The performance locates a queer space within the digital quantification of algorithmic skin and the computerized human choreography— an avatar’s gendered exchange of labor. Still, the importance of reality and place are evident. Holberton’s Dust to Dust are two works of the same name that explore the Californian ideology of masculine entrepreneurialism and oft predatory behaviors, which began with the Gold Rush, carry on in the Silicon Valley tech boom, and are now seen in the burgeoning cannabis industry.
In the front gallery, a vitrine holds 5 grams of recently extracted Californian gold. In the rear gallery, a full-spectrum hydroponic grow-lamp illuminates two screens that display a live-stream of mosquitos the artist has bred in her studio. In a videotaped performance, the mosquitoes bite from Holberton’s arm, completing a necessary step for the female mosquito’s reproductive success.
Additionally, the mosquito evokes the emergence of the Zika (and the newer Chikungunya) virus associated with infertility, poverty, and climate change. The Dust to Dust works offer a reminder that while the bio-technical divide grows ever more transparent, we are still very much dependent on the “six-inch layer of topsoil, and the fact that it rains.”
Altogether, Still Life presents metaphors and histories of material objects and the human body to crystalize the disparate yet wholly connected narratives of our times: digital technology, global warming, religion, and social/identity politics especially.
Holberton explains, “I wanted to insert myself into a local system that indexes a much larger system, what ecophilosophist Timothy Morton calls a hyperobject; something too large and complicated to be understood by a single human processor.” Working in sculpture, installation and photography, Rhonda Holberton (b. 1981, Fall Church, Virginia USA) employs a hybrid of scientific and metaphysical practices to reveal a symbolic reading of empirical canons of belief.

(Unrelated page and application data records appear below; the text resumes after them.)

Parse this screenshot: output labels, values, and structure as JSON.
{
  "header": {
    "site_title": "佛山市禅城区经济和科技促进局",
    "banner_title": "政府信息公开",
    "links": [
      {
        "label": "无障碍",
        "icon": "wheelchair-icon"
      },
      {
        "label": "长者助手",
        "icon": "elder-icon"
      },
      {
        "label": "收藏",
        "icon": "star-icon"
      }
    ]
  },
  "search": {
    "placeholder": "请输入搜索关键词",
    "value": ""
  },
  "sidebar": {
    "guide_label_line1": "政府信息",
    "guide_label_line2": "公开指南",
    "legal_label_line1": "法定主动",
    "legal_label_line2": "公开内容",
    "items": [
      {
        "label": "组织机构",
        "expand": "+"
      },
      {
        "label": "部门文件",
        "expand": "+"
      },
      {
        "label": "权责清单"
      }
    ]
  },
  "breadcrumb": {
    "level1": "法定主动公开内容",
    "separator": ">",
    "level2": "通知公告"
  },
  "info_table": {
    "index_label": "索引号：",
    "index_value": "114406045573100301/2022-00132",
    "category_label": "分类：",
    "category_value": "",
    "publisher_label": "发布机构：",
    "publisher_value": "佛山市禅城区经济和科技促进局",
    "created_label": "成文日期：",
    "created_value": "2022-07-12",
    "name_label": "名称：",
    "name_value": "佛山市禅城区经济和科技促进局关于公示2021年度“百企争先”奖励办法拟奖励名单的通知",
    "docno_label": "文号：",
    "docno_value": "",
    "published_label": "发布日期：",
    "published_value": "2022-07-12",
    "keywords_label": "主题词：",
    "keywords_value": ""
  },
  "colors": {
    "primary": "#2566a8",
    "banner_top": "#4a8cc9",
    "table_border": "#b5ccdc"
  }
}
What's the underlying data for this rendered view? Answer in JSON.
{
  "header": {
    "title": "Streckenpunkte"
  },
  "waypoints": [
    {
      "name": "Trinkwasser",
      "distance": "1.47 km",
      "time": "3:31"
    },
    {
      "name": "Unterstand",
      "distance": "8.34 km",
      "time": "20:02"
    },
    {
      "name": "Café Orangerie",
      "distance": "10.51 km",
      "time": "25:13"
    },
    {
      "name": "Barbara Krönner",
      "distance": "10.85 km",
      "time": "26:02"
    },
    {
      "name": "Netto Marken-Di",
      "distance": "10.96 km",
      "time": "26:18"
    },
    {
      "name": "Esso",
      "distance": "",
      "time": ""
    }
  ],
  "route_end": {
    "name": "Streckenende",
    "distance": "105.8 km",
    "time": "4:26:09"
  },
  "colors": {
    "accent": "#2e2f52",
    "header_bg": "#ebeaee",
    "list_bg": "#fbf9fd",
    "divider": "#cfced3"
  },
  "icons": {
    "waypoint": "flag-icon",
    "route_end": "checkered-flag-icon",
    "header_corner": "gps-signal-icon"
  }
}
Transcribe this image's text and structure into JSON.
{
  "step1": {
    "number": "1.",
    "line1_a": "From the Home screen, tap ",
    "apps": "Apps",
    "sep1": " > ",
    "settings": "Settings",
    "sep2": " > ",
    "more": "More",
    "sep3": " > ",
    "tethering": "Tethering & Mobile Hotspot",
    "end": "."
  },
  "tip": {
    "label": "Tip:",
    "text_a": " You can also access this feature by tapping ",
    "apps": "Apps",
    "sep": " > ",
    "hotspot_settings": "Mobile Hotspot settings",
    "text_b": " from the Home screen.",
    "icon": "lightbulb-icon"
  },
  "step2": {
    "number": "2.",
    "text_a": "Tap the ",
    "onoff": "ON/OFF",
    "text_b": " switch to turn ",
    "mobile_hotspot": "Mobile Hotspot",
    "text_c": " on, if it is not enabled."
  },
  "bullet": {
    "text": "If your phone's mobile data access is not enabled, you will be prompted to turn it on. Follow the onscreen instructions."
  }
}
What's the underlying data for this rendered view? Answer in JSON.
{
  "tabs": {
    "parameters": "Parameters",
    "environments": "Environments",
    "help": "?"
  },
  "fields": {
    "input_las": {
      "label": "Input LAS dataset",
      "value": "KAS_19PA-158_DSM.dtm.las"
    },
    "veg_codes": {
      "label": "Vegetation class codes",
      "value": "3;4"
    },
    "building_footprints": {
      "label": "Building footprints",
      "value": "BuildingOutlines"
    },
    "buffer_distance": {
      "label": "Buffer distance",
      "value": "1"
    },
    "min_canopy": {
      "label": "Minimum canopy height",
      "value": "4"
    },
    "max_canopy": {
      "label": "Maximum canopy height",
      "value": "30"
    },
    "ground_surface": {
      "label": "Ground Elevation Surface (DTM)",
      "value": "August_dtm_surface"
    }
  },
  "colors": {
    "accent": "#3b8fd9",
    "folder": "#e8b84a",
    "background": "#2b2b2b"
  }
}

CULT | Aimee Friberg Exhibitions is an international gallery showcasing cutting-edge work by emerging and established artists who bridge formal, conceptual and process-based investigations exploring the human condition. Founded by Aimee Friberg in 2013, CULT engages viewers inside and out of the formal white space, with experiential programming including: talks, dinners, art tours and nomadic exhibitions.